Talking to John and Pat Outland about city living is like preaching to the choir. Their condo possesses part of the stairway that led to the choir loft of Hanover Avenue Christian Church in the Fan.
Both came from New York City. A financial-services job first brought John to Richmond, and Pat, a Ph. D. psychologist, soon followed. The move was something of a leap of faith for the couple. "What we saw on the Internet was a pen-and-ink sketch," John recalls of his search for a Richmond residence in early 2004. At that point, their building was in the middle of its transformation by Monument Construction from an almost-century-old house of worship into the Sydney, with seven separate living spaces at 1723 Hanover Ave.
The Outlands were accustomed to living in older urban spaces. "We can't seem to get very far from 1917," Pat says, chuckling. Hanover Christian was completed in 1913.
"Sounded neat," John says of first hearing about the building. "We didn't want a house with a yard. The space has [stained-glass] cathedral windows, 22-foot ceilings in the living room and bedroom. It's really unique."
A real-estate agent showed them suburban West End properties that didn't gel with their idea of city living. Then the idea of moving into a church appealed. They first toured the building while wearing hard hats.
Pat observes, "It really is a remarkable architectural feat. I think all the doors are original. All the outside lanterns are original. Every unit has two entrances, there are storage spaces, a gym, a meeting room. But when we came here, it was just bare space."

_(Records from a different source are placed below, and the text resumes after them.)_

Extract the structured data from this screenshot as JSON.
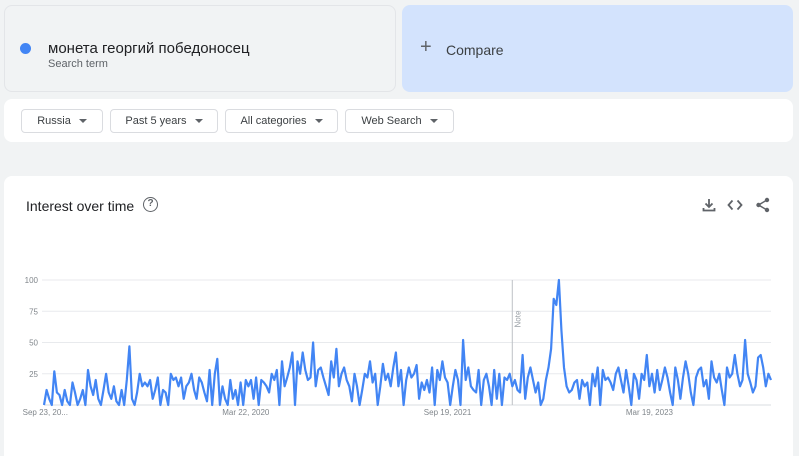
{
  "search_term": {
    "name": "монета георгий победоносец",
    "sub": "Search term",
    "color": "#4285f4"
  },
  "compare": {
    "label": "Compare"
  },
  "filters": [
    {
      "label": "Russia"
    },
    {
      "label": "Past 5 years"
    },
    {
      "label": "All categories"
    },
    {
      "label": "Web Search"
    }
  ],
  "chart_header": {
    "title": "Interest over time",
    "help_icon": "help-icon",
    "actions": [
      "download-icon",
      "embed-icon",
      "share-icon"
    ]
  },
  "chart_data": {
    "type": "line",
    "title": "Interest over time",
    "xlabel": "",
    "ylabel": "",
    "ylim": [
      0,
      100
    ],
    "yticks": [
      25,
      50,
      75,
      100
    ],
    "grid": true,
    "line_color": "#4285f4",
    "x_tick_labels": [
      "Sep 23, 20...",
      "Mar 22, 2020",
      "Sep 19, 2021",
      "Mar 19, 2023"
    ],
    "x_tick_index": [
      0,
      78,
      156,
      234
    ],
    "note": {
      "label": "Note",
      "index": 181
    },
    "series": [
      {
        "values": [
          0,
          12,
          5,
          0,
          27,
          10,
          8,
          0,
          12,
          3,
          0,
          18,
          10,
          0,
          5,
          12,
          0,
          28,
          15,
          8,
          20,
          5,
          0,
          12,
          25,
          10,
          5,
          15,
          3,
          0,
          12,
          0,
          20,
          47,
          5,
          0,
          10,
          25,
          15,
          18,
          15,
          20,
          5,
          12,
          22,
          0,
          12,
          10,
          0,
          25,
          20,
          22,
          15,
          22,
          5,
          15,
          18,
          25,
          12,
          5,
          22,
          18,
          10,
          3,
          28,
          0,
          25,
          37,
          0,
          15,
          5,
          0,
          20,
          5,
          12,
          0,
          18,
          0,
          20,
          15,
          20,
          5,
          22,
          0,
          20,
          18,
          15,
          10,
          25,
          20,
          28,
          0,
          35,
          15,
          22,
          30,
          42,
          0,
          35,
          25,
          42,
          28,
          20,
          22,
          50,
          15,
          28,
          30,
          22,
          15,
          8,
          35,
          22,
          45,
          15,
          25,
          30,
          20,
          15,
          3,
          25,
          15,
          0,
          12,
          25,
          22,
          35,
          18,
          25,
          0,
          15,
          33,
          20,
          25,
          15,
          30,
          42,
          15,
          28,
          0,
          20,
          30,
          22,
          25,
          32,
          5,
          18,
          12,
          20,
          10,
          30,
          0,
          28,
          20,
          35,
          22,
          18,
          0,
          15,
          28,
          20,
          0,
          52,
          20,
          30,
          15,
          12,
          10,
          28,
          0,
          20,
          25,
          15,
          0,
          28,
          5,
          25,
          0,
          22,
          20,
          25,
          15,
          20,
          12,
          10,
          40,
          5,
          22,
          30,
          20,
          10,
          18,
          0,
          5,
          20,
          30,
          45,
          85,
          80,
          100,
          60,
          30,
          15,
          10,
          12,
          18,
          20,
          5,
          20,
          15,
          18,
          0,
          25,
          15,
          30,
          0,
          28,
          20,
          22,
          18,
          12,
          25,
          30,
          20,
          10,
          28,
          15,
          0,
          25,
          20,
          5,
          25,
          20,
          40,
          15,
          25,
          10,
          28,
          12,
          20,
          30,
          22,
          10,
          0,
          30,
          20,
          5,
          22,
          35,
          25,
          10,
          0,
          22,
          28,
          30,
          15,
          20,
          5,
          35,
          22,
          18,
          25,
          12,
          0,
          30,
          22,
          25,
          40,
          25,
          15,
          20,
          52,
          25,
          18,
          10,
          15,
          38,
          40,
          30,
          15,
          25,
          20
        ]
      }
    ]
  }
}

They didn't have a context as to the neighborhood — pictures reminded them of New York's Lower East Side. They wondered how they'd meet anybody because they didn't have children and didn't play golf or tennis. But involvement with kitchen and garden tours and other neighborhood events threaded them into the community.
"Besides, just living in this building meant people wanted to meet us," John says.

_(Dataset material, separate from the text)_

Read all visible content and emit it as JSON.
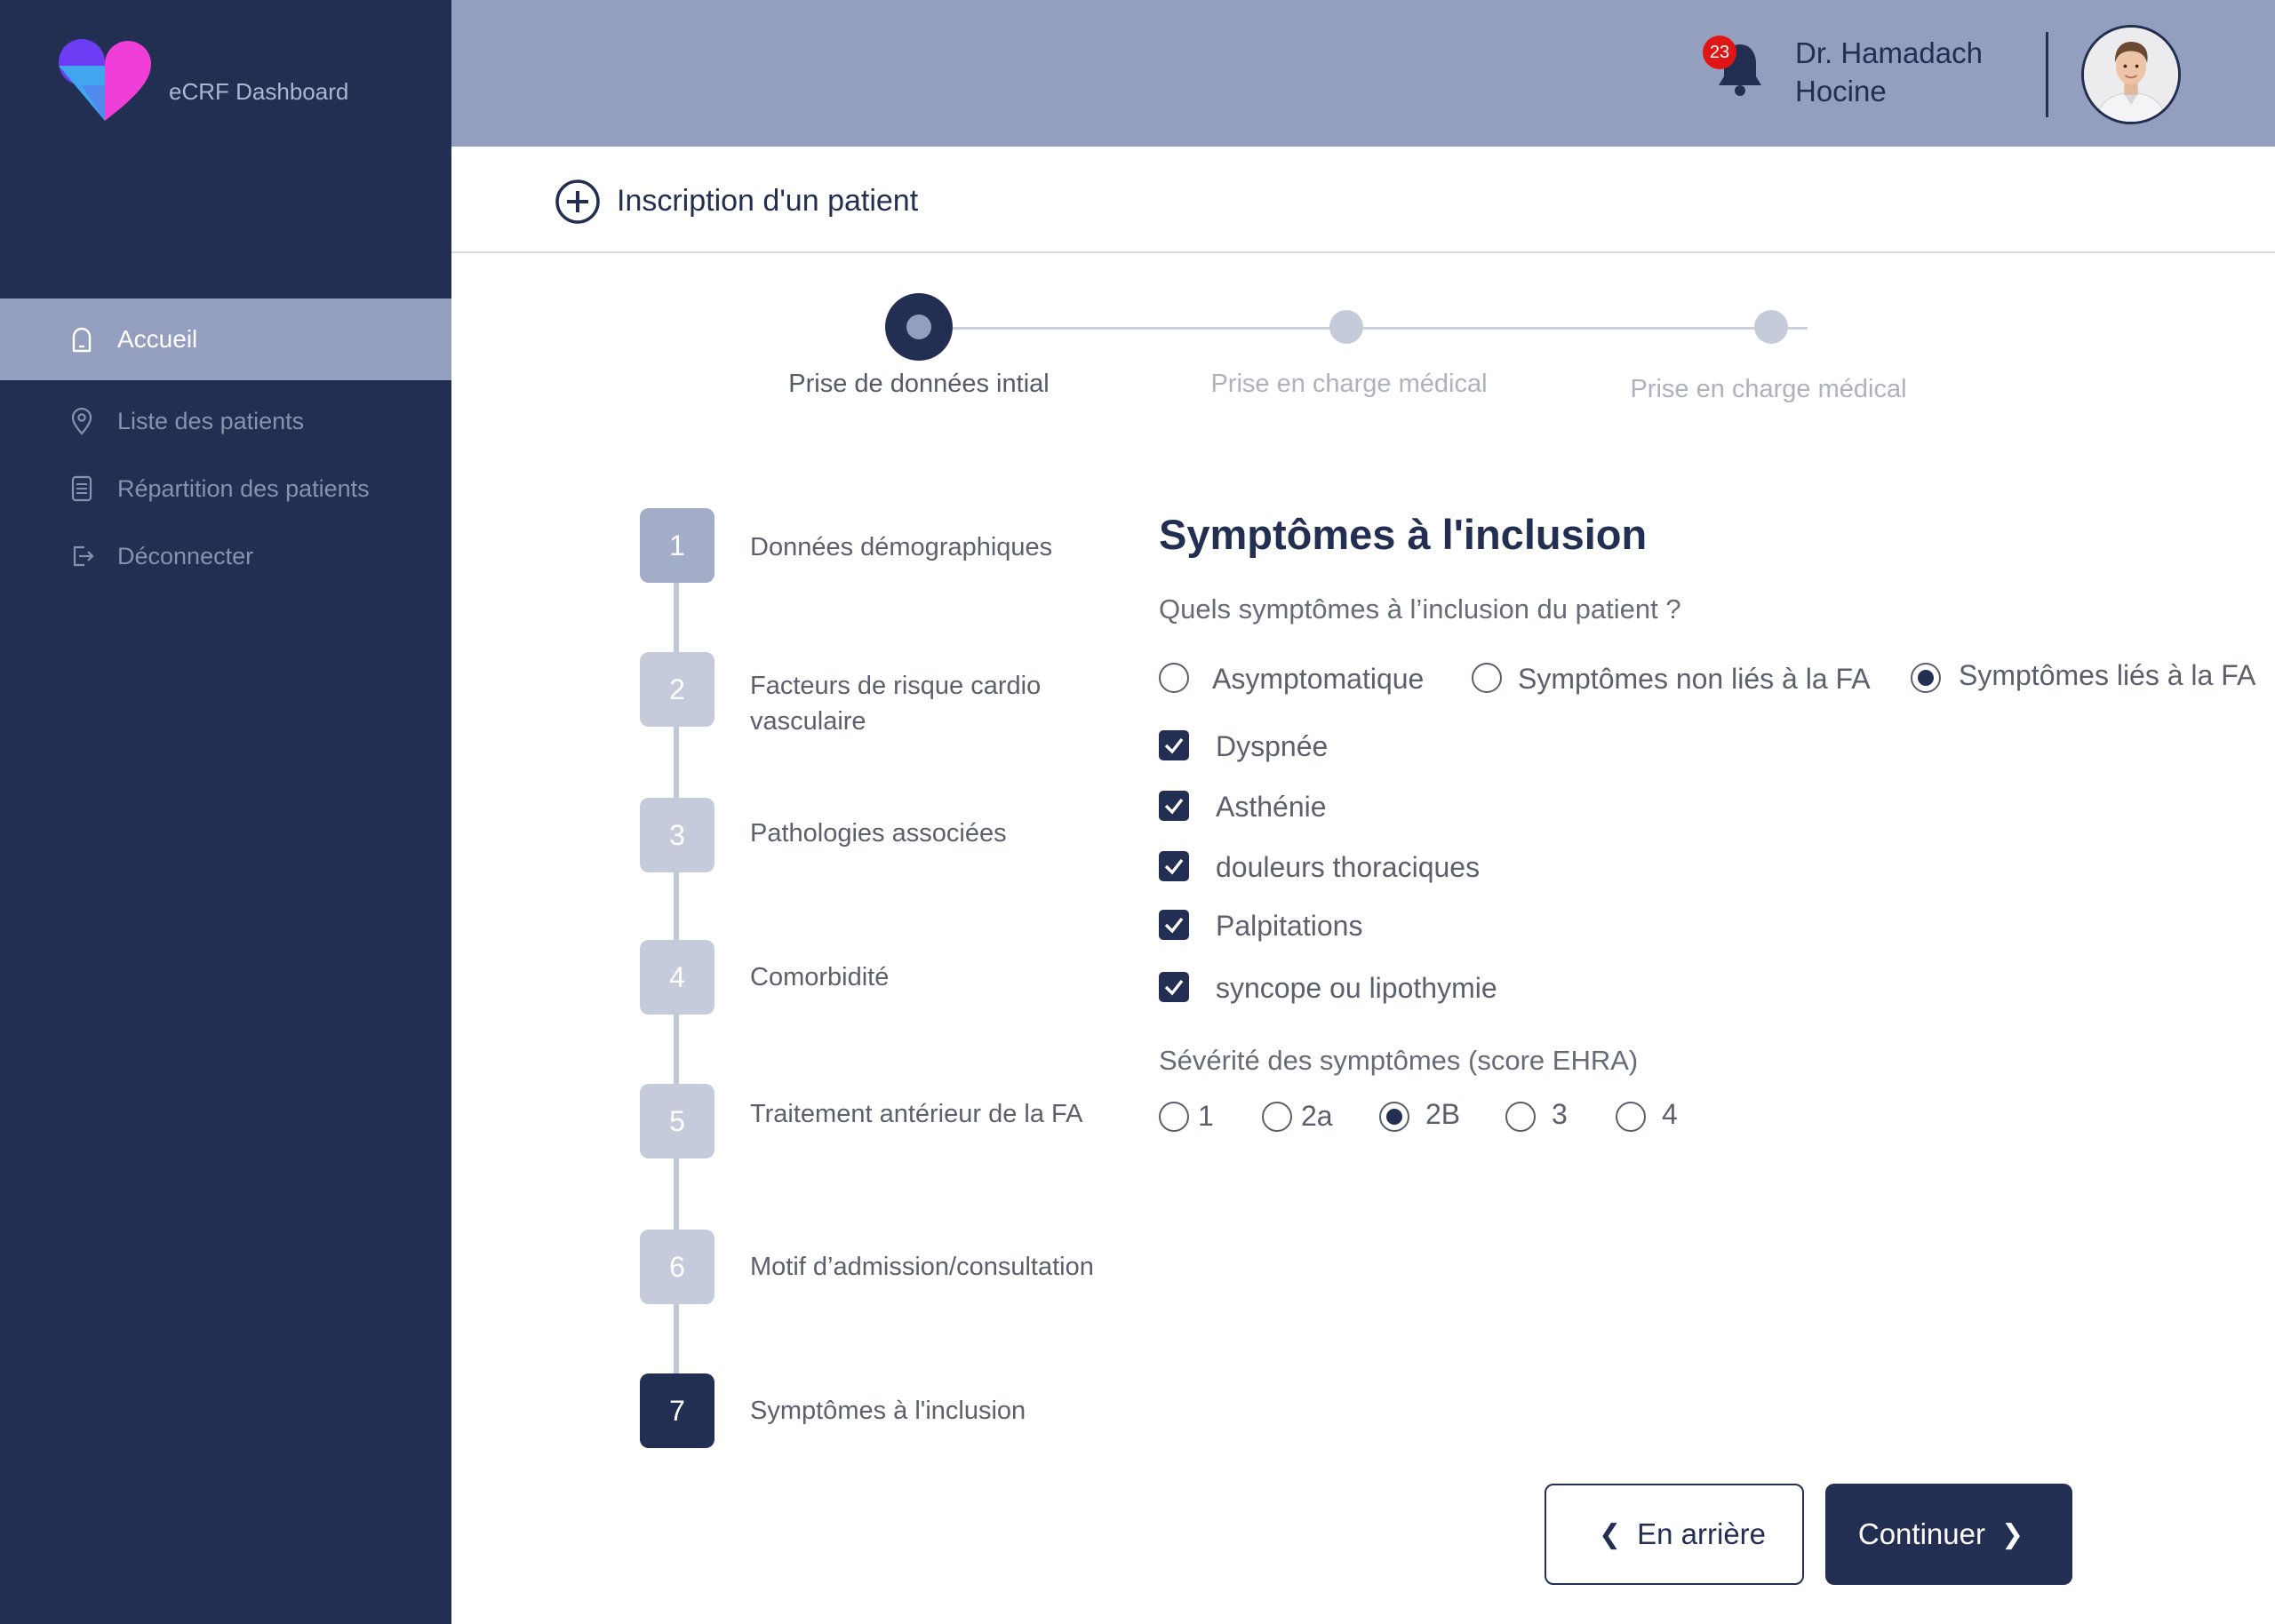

Retired now, they travel often but always enjoy coming home. When units become available, the Outlands say, they don't remain vacant long. One of the perks of living in a landmark building is its connections to the community. Former parishioners on occasion come by. But the Outlands, being one of the first residents, are also in charge of calling repairmen when the rare thing goes wrong. "The same guys who've worked on the building since before we were here still come," John says. "The roof guy told me, ‘My son and I have climbed over those gables many times.' "
Another structure that's wedded to Richmond's commercial and cultural history is the Richmond Dairy Building, at 201 W. Marshall St. Completed in 1914, it was the headquarters and distribution center for a dairy company until 1970. During a long somnolence, the Dairy became a haven for artists and musicians, most notable among them the band GWAR and Joseph Creegan, the hatmaker known as Ignatius. The building was converted into apartments in 2000.
Knowing little of this, New York City native Malik Ranger, a May 2011 graduate in crafts and materials from Virginia Commonwealth University, moved in with two friends in September. His room is on the fourth floor of the giant milk bottle facing Gallery5 on West Marshall Street.
At first, Ranger thought the big building was full of students, but there are many kinds of people there, which suits him. "That was good, unexpected. I'm a networking and talking kind of guy. I like making friends, I like to get to know people."
What sealed the deal for him was the Dairy's proximity to the arts district and the excitement of monthly gallery openings. He's figuring to stay in Richmond for at least another year and work on his art, to see what happens. Say whatever you want about Richmond, it's still cheaper than New York City for someone in the arts. Meanwhile, he's fine with living at the Dairy. "It's got a lot of history — Richmond does, too — and it's cool coming home and I live in a big milk bottle," he says.
A more recent project from adaptive-reuse firm City & Guilds is Bliley's Garage, two connected buildings at 408-412 N. Third St. The 18,000-square-foot solid brick structure at first housed the trucks for nearby Bliley's Funeral Home, but they were then abandoned for years. City & Guilds' David Gammino began work on the building at the beginning of 2010 and made an effort to get the 15 units as close to LEED certification as possible within the parameters of the Jackson Ward Historic District regulations of the National Park Service.
The building's power is augmented by a 25-kilowatt photovoltaic system (in other words, solar). The heating and air conditioning system for each apartment comes with energy-recovery units to conserve power. The green theme continues with locally milled woodwork of walnut and bamboo for the kitchens, and reclaimed heart pine forms window walls, treads and risers on stairs.
Louis Formica moved into Bliley's Garage in July, after relocating to Richmond from New York City to attend the VCU School of Dentistry. "I looked at a lot of places," he says. He was won over by exposed brick walls — Formica comes from a family of brick masons. "This baby's solid," he says. The structural I-beams and high ceilings also made him comfortable as a city dweller. "It's kind of rustic but aesthetically pleasing. The ceramic tile in the bathroom is heated, and you don't get that everywhere. It's just a great location, too."